Q&A with Hank Freid, The Impulsive Group

Are the penalties for those who violate short-term rental laws in NYC high enough? The Impulsive Group Founder and CEO Hank Freid doesn’t think so. Hotel Business caught up with the NYC real estate mogul to find out where he’s taking his 20-year-old hospitality company in 2017. His expansion plans include breaking into warmer climates, somewhere with palm trees lining the coast.

We all hear about curated experiences, authenticity and personal touchpoints. What are some of the signature elements tying your properties together? Each property is individualized, other than service. We try to give the same service at a four-star resort as we do at a three-star resort. As far as theme or the physical aspects of the properties, there’s nothing really tying them together.

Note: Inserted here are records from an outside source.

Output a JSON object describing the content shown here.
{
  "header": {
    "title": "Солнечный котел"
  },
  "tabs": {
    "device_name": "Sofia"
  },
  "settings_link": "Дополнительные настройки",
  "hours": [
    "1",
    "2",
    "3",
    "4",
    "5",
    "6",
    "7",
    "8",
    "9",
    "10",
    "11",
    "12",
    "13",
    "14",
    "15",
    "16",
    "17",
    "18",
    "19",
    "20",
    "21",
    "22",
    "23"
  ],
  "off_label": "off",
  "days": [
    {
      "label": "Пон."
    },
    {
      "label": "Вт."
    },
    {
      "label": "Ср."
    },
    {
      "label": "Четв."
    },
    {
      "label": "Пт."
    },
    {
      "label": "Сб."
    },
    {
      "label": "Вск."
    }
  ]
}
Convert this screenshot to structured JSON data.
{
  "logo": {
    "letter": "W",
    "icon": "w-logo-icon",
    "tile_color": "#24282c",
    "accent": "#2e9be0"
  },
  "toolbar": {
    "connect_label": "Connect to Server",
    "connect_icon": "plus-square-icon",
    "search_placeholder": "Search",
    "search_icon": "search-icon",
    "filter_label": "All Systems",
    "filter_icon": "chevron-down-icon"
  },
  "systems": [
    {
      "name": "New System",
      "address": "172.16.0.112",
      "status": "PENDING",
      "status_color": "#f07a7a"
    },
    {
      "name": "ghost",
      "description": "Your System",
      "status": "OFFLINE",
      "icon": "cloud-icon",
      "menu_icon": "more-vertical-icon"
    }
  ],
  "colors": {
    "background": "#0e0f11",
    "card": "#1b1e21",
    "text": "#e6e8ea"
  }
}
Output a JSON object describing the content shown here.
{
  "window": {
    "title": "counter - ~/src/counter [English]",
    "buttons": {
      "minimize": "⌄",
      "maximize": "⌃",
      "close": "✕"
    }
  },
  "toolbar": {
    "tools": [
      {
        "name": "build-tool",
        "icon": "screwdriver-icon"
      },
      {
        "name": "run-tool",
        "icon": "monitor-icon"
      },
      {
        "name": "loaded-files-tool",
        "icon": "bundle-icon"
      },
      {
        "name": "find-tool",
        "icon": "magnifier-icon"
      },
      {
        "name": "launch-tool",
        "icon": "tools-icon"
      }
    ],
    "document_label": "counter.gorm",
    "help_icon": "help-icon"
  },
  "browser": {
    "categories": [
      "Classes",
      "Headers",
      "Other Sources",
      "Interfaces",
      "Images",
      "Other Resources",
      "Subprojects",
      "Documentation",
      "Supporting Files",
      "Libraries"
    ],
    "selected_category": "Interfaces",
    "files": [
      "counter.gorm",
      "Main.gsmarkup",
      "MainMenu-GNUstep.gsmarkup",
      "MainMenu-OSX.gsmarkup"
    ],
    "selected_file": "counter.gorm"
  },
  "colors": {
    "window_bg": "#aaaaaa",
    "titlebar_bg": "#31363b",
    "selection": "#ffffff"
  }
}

Each one is independent.

How does The Impulsive Group stand out among its competitors? We have a very, very good culture—as far as our employees are concerned. When we’re hiring, we hire people who will fit into that culture. We hire based on personality. That personality spreads out to dealing with our clients, vendors, customers and everybody else. People really enjoy dealing with us in that respect. As far as consumers going to our properties, our main effort is really on servicing the client. We try to do that better than anybody else. I think that’s what brings us so much repeat business.

With the rise of alternative accommodations such as Airbnb, how are you staying competitive? Our properties run on different levels. I don’t think my high-end properties are really affected by Airbnb. I don’t think my corporate clients would go ahead and stay in someone else’s apartment or anything like that. As far as service, I think lower-level hotels are more affected by Airbnb than higher-level properties. I don’t think someone who is going to stay at the Plaza or my Sanctuary Hotel would go to an Airbnb.

You’re in New York and your hotels are here, too. Let’s talk about the hot topic in the news now: Governor Cuomo’s regulation of Airbnb in NY. Thoughts? I don’t think the fines are high enough. In Miami, the fines are $30,000. In New York, they’re going to be $7,500. I think industry-wise, whether it’s affecting me or not affecting me, it’s a good thing.

The increasing role of OTAs has a direct impact on hotels. What are some initiatives you’ve taken to keep pace with the growth of online booking alternatives? I think that when you have a guest who does come in through an OTA, the thing is to try to have that guest come back directly to you. You can offer that guest a better deal if they deal with you directly because you’re not paying commission to the OTA. I think that when you have a guest who stays and enjoys the experience, you try to get that guest to come back directly.

You typically like to do a lot of conversions. What attracts you to this type of project? The time element. Doing something from the ground up takes a lot more time than going into an existing building and doing the renovations and building. Sometimes, people refer to me that immediate gratification is not quick enough for me, so it’s really going into the project and completing that project quicker.

Are we at a point where there’s too much supply in the NY market? What’s your take on current market conditions in NY? We’re overloaded with hotel rooms. Other people I know in the industry have decided to reconsider and go into residential rather than doing hotels in some of the locations. Same thing is happening in Miami. Miami has an oversaturation of a lot of hotels coming on the market. I guess it’s good for the consumer because the consumer gets a cheaper price, but I think it’s going to lack overall as far as service is concerned because you have a bigger overhead and you’re getting less money.

You’ve been in New York real estate for more than 30 years. What are some of the major changes you’ve seen? When I first started out, there really wasn’t much competition. There just weren’t that many people coming to New York. That’s been increasing, increasing and increasing. New York has become a much safer place than it was 30 years ago. The strength of the euro caused more Europeans to come to New York and the United States, as well. Now that you don’t have the euro being as strong, you lost a lot of that. The technology is completely different. I don’t think there was yielding in those days. You had your rates. You didn’t necessarily change them two or three times a week or two or three times a day. I think that the technology has been the major change.

How does The Impulsive Group give back to the community/local neighborhoods? We’re always cooperative with community boards with regard to complying with things they’re asking for and things they need. We’re doing a project on the Lower East Side, and the community board there is very concerned about what we’re doing. There have been times where we’ve allowed community boards to have meeting space if they needed it. We try to work hand-in-hand with them. We were negotiating something downtown on the Lower East Side and the community board was concerned with too many being in the area. We met with them and tried to make them feel comfortable with what was going on. We tried to make adjustments where they felt adjustments needed to be made.

What are your plans for The Impulsive Group in the upcoming year? How do you plan to grow the company in 2017 and beyond? We’re always looking in New York, and I think there are going to be a lot of opportunities in New York in the coming year and the year after. I feel like a lot of hotels will not be able to sustain the situation with the influx of all of the additional rooms. I think that purchase prices of hotels are going to come down. A lot of times, hotels are purchased on the price per room. We’re also looking outside of the New York area. We’re looking into Miami. We’re also looking outside the country. HB

To see content in magazine format, click here.